TASK BRIEF
What you return should match the records below exactly.

[Page and application data records]
══════════

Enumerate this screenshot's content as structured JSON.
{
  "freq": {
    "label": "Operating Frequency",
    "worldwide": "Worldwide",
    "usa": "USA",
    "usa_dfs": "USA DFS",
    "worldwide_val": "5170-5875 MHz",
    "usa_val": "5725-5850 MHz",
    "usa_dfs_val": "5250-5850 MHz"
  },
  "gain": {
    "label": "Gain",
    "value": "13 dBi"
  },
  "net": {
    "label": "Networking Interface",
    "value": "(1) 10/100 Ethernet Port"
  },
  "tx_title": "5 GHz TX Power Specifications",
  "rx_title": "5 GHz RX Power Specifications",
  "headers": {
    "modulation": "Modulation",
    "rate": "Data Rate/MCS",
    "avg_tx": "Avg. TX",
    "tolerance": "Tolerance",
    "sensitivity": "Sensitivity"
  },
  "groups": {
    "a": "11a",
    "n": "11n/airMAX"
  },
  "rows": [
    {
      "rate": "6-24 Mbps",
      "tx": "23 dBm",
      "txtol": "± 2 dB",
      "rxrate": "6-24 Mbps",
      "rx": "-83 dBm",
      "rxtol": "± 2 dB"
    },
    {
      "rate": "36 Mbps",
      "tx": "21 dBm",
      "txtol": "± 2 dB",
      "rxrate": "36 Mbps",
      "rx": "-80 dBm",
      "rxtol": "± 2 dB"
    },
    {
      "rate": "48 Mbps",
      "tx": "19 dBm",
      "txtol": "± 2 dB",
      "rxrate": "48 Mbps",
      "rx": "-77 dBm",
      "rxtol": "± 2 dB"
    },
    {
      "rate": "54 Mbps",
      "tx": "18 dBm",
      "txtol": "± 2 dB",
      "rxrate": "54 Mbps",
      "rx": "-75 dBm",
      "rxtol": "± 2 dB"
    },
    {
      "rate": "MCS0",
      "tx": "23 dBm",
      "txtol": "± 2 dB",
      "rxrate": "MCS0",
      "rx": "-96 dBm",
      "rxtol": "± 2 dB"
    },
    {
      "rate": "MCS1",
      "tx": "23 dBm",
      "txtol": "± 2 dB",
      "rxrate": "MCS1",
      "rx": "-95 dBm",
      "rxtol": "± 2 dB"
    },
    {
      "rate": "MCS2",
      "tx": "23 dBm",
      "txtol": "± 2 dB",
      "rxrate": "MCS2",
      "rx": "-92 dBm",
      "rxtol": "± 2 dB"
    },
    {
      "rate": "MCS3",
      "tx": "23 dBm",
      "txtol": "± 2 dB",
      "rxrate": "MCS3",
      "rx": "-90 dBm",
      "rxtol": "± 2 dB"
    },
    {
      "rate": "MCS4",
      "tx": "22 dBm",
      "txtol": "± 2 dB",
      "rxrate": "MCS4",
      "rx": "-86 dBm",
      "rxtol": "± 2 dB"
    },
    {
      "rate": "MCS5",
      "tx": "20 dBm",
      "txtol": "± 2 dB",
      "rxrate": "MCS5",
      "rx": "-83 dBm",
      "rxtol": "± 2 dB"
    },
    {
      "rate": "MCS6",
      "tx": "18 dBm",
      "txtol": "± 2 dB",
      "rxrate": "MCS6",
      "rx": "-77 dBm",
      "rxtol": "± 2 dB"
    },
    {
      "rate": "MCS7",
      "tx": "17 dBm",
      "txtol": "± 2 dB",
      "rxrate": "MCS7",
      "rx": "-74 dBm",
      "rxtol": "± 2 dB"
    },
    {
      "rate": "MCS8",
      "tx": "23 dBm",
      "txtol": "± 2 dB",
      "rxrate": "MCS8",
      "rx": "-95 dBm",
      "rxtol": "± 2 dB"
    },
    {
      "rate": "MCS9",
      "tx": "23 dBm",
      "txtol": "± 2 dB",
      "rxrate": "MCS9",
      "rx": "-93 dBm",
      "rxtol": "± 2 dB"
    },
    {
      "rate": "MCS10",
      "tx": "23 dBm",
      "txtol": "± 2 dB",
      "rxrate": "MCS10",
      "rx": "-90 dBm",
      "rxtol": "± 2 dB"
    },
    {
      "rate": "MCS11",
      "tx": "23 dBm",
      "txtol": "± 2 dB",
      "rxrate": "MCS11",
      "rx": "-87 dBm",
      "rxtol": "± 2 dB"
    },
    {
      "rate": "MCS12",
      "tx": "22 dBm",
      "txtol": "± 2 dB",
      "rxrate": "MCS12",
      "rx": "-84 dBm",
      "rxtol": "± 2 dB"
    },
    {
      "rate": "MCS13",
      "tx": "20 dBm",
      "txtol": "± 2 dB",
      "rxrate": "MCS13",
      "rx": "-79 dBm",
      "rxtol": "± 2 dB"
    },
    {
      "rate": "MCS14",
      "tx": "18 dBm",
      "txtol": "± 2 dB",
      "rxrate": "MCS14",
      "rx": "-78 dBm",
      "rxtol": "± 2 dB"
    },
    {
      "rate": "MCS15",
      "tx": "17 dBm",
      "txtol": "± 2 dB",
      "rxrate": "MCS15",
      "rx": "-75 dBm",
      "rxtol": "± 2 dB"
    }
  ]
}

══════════

PROBLEM SOLUTION
Enumerate this screenshot's content as structured JSON.
{
  "freq": {
    "label": "Operating Frequency",
    "worldwide": "Worldwide",
    "usa": "USA",
    "usa_dfs": "USA DFS",
    "worldwide_val": "5170-5875 MHz",
    "usa_val": "5725-5850 MHz",
    "usa_dfs_val": "5250-5850 MHz"
  },
  "gain": {
    "label": "Gain",
    "value": "13 dBi"
  },
  "net": {
    "label": "Networking Interface",
    "value": "(1) 10/100 Ethernet Port"
  },
  "tx_title": "5 GHz TX Power Specifications",
  "rx_title": "5 GHz RX Power Specifications",
  "headers": {
    "modulation": "Modulation",
    "rate": "Data Rate/MCS",
    "avg_tx": "Avg. TX",
    "tolerance": "Tolerance",
    "sensitivity": "Sensitivity"
  },
  "groups": {
    "a": "11a",
    "n": "11n/airMAX"
  },
  "rows": [
    {
      "rate": "6-24 Mbps",
      "tx": "23 dBm",
      "txtol": "± 2 dB",
      "rxrate": "6-24 Mbps",
      "rx": "-83 dBm",
      "rxtol": "± 2 dB"
    },
    {
      "rate": "36 Mbps",
      "tx": "21 dBm",
      "txtol": "± 2 dB",
      "rxrate": "36 Mbps",
      "rx": "-80 dBm",
      "rxtol": "± 2 dB"
    },
    {
      "rate": "48 Mbps",
      "tx": "19 dBm",
      "txtol": "± 2 dB",
      "rxrate": "48 Mbps",
      "rx": "-77 dBm",
      "rxtol": "± 2 dB"
    },
    {
      "rate": "54 Mbps",
      "tx": "18 dBm",
      "txtol": "± 2 dB",
      "rxrate": "54 Mbps",
      "rx": "-75 dBm",
      "rxtol": "± 2 dB"
    },
    {
      "rate": "MCS0",
      "tx": "23 dBm",
      "txtol": "± 2 dB",
      "rxrate": "MCS0",
      "rx": "-96 dBm",
      "rxtol": "± 2 dB"
    },
    {
      "rate": "MCS1",
      "tx": "23 dBm",
      "txtol": "± 2 dB",
      "rxrate": "MCS1",
      "rx": "-95 dBm",
      "rxtol": "± 2 dB"
    },
    {
      "rate": "MCS2",
      "tx": "23 dBm",
      "txtol": "± 2 dB",
      "rxrate": "MCS2",
      "rx": "-92 dBm",
      "rxtol": "± 2 dB"
    },
    {
      "rate": "MCS3",
      "tx": "23 dBm",
      "txtol": "± 2 dB",
      "rxrate": "MCS3",
      "rx": "-90 dBm",
      "rxtol": "± 2 dB"
    },
    {
      "rate": "MCS4",
      "tx": "22 dBm",
      "txtol": "± 2 dB",
      "rxrate": "MCS4",
      "rx": "-86 dBm",
      "rxtol": "± 2 dB"
    },
    {
      "rate": "MCS5",
      "tx": "20 dBm",
      "txtol": "± 2 dB",
      "rxrate": "MCS5",
      "rx": "-83 dBm",
      "rxtol": "± 2 dB"
    },
    {
      "rate": "MCS6",
      "tx": "18 dBm",
      "txtol": "± 2 dB",
      "rxrate": "MCS6",
      "rx": "-77 dBm",
      "rxtol": "± 2 dB"
    },
    {
      "rate": "MCS7",
      "tx": "17 dBm",
      "txtol": "± 2 dB",
      "rxrate": "MCS7",
      "rx": "-74 dBm",
      "rxtol": "± 2 dB"
    },
    {
      "rate": "MCS8",
      "tx": "23 dBm",
      "txtol": "± 2 dB",
      "rxrate": "MCS8",
      "rx": "-95 dBm",
      "rxtol": "± 2 dB"
    },
    {
      "rate": "MCS9",
      "tx": "23 dBm",
      "txtol": "± 2 dB",
      "rxrate": "MCS9",
      "rx": "-93 dBm",
      "rxtol": "± 2 dB"
    },
    {
      "rate": "MCS10",
      "tx": "23 dBm",
      "txtol": "± 2 dB",
      "rxrate": "MCS10",
      "rx": "-90 dBm",
      "rxtol": "± 2 dB"
    },
    {
      "rate": "MCS11",
      "tx": "23 dBm",
      "txtol": "± 2 dB",
      "rxrate": "MCS11",
      "rx": "-87 dBm",
      "rxtol": "± 2 dB"
    },
    {
      "rate": "MCS12",
      "tx": "22 dBm",
      "txtol": "± 2 dB",
      "rxrate": "MCS12",
      "rx": "-84 dBm",
      "rxtol": "± 2 dB"
    },
    {
      "rate": "MCS13",
      "tx": "20 dBm",
      "txtol": "± 2 dB",
      "rxrate": "MCS13",
      "rx": "-79 dBm",
      "rxtol": "± 2 dB"
    },
    {
      "rate": "MCS14",
      "tx": "18 dBm",
      "txtol": "± 2 dB",
      "rxrate": "MCS14",
      "rx": "-78 dBm",
      "rxtol": "± 2 dB"
    },
    {
      "rate": "MCS15",
      "tx": "17 dBm",
      "txtol": "± 2 dB",
      "rxrate": "MCS15",
      "rx": "-75 dBm",
      "rxtol": "± 2 dB"
    }
  ]
}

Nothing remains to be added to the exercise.